Many convincing artificial silks are made from acetate. It has almost the same finish and draping qualities as silk but is less prone to fade or rot.
Used for artificial silks dry clean only.
A quick drying fabric which is luxurious in feel and appearance. It is drapeable, fast drying, and relatively inexpensive.
(Identified by such brand names as Celaperm and Chromspun). A man-made fiber with a luxurious feeling, which dyes in brilliant colors, and is economical. But it offers low resistance to wear and only fair resistance to sunlight. When blended with other fibers, it can add beauty and luster to a fabric. Acetate is seldom used in today's fabrics.
Acetate is made from pulverized wool pulp or waste cotton reconstitutes as an extruded fabric. Acetate is used in everything from coat linings to slack, either straight or as a blend.
A fabric derived from either cotton or wood pulp that has undergone further processing thus classifying it as synthetic. It reacts badly to high heat and high concentrations of alkalis or acids. Acetate is an unusual base for fabric art.
(textiles) Acetate is made from wood pulp. It has a low strength when wet, and is not very absorbent. Moths or mildew does not affect it. It drapes well, but avoid wringing â€“ drip dry only and use a cool iron. A common substitute for various natural fibres, acetate is versatile and inexpensive. It is used in making satins and brocades. Triacetate â€“ is stronger and more durable. It washes well and retains pressing. It is non-absorbent and commonly used in mixtures and blends well with natural and other man made fibres.
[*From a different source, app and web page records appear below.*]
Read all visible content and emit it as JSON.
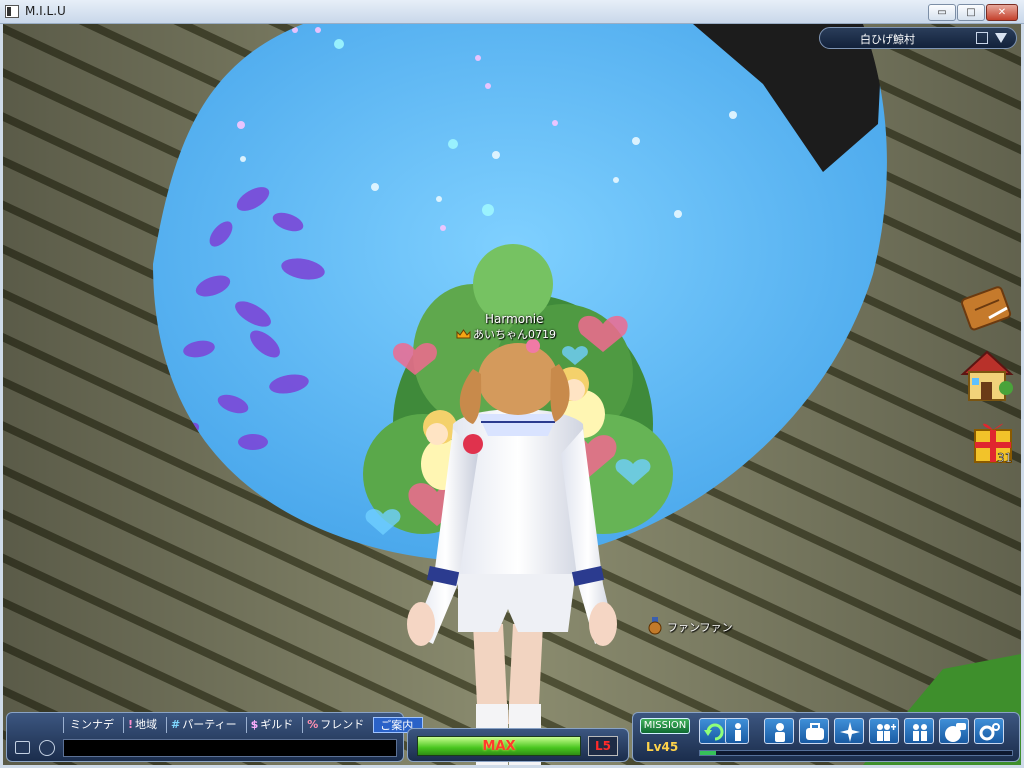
{
  "window": {
    "title": "M.I.L.U",
    "minimize": "▭",
    "maximize": "□",
    "close": "✕"
  },
  "zone": {
    "name": "白ひげ鯨村"
  },
  "player": {
    "title": "Harmonie",
    "name": "あいちゃん0719"
  },
  "npc": {
    "name": "ファンファン"
  },
  "side_icons": {
    "gift_count": "31"
  },
  "chat": {
    "tabs": [
      {
        "symbol": "",
        "label": "ミンナデ"
      },
      {
        "symbol": "!",
        "label": "地域"
      },
      {
        "symbol": "#",
        "label": "パーティー"
      },
      {
        "symbol": "$",
        "label": "ギルド"
      },
      {
        "symbol": "%",
        "label": "フレンド"
      },
      {
        "symbol": "",
        "label": "ご案内"
      }
    ],
    "input_value": ""
  },
  "gauge": {
    "label": "MAX",
    "level_badge": "L5",
    "fill_fraction": 1.0
  },
  "menu": {
    "mission_label": "MISSION",
    "level_prefix": "Lv",
    "level_value": "45",
    "exp_fraction": 0.05,
    "buttons": [
      "return",
      "character",
      "status",
      "inventory",
      "skills",
      "party",
      "friends",
      "chat",
      "settings"
    ]
  },
  "colors": {
    "sky": "#2f9ce6",
    "panel": "#1b2d4c",
    "gauge_fill": "#49c61f",
    "gauge_text": "#ff3b2e",
    "level_text": "#ffd34a"
  }
}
Can be extruded into fibers of different diameter and woven into fabrics that have the luxurious look of silk but do not wear like silk. Acetate does not absorb moisture readily but dries fast and resists shrinking. This is a resilient fabric that resists wrinkling in addition to being pliable and soft with a good drape.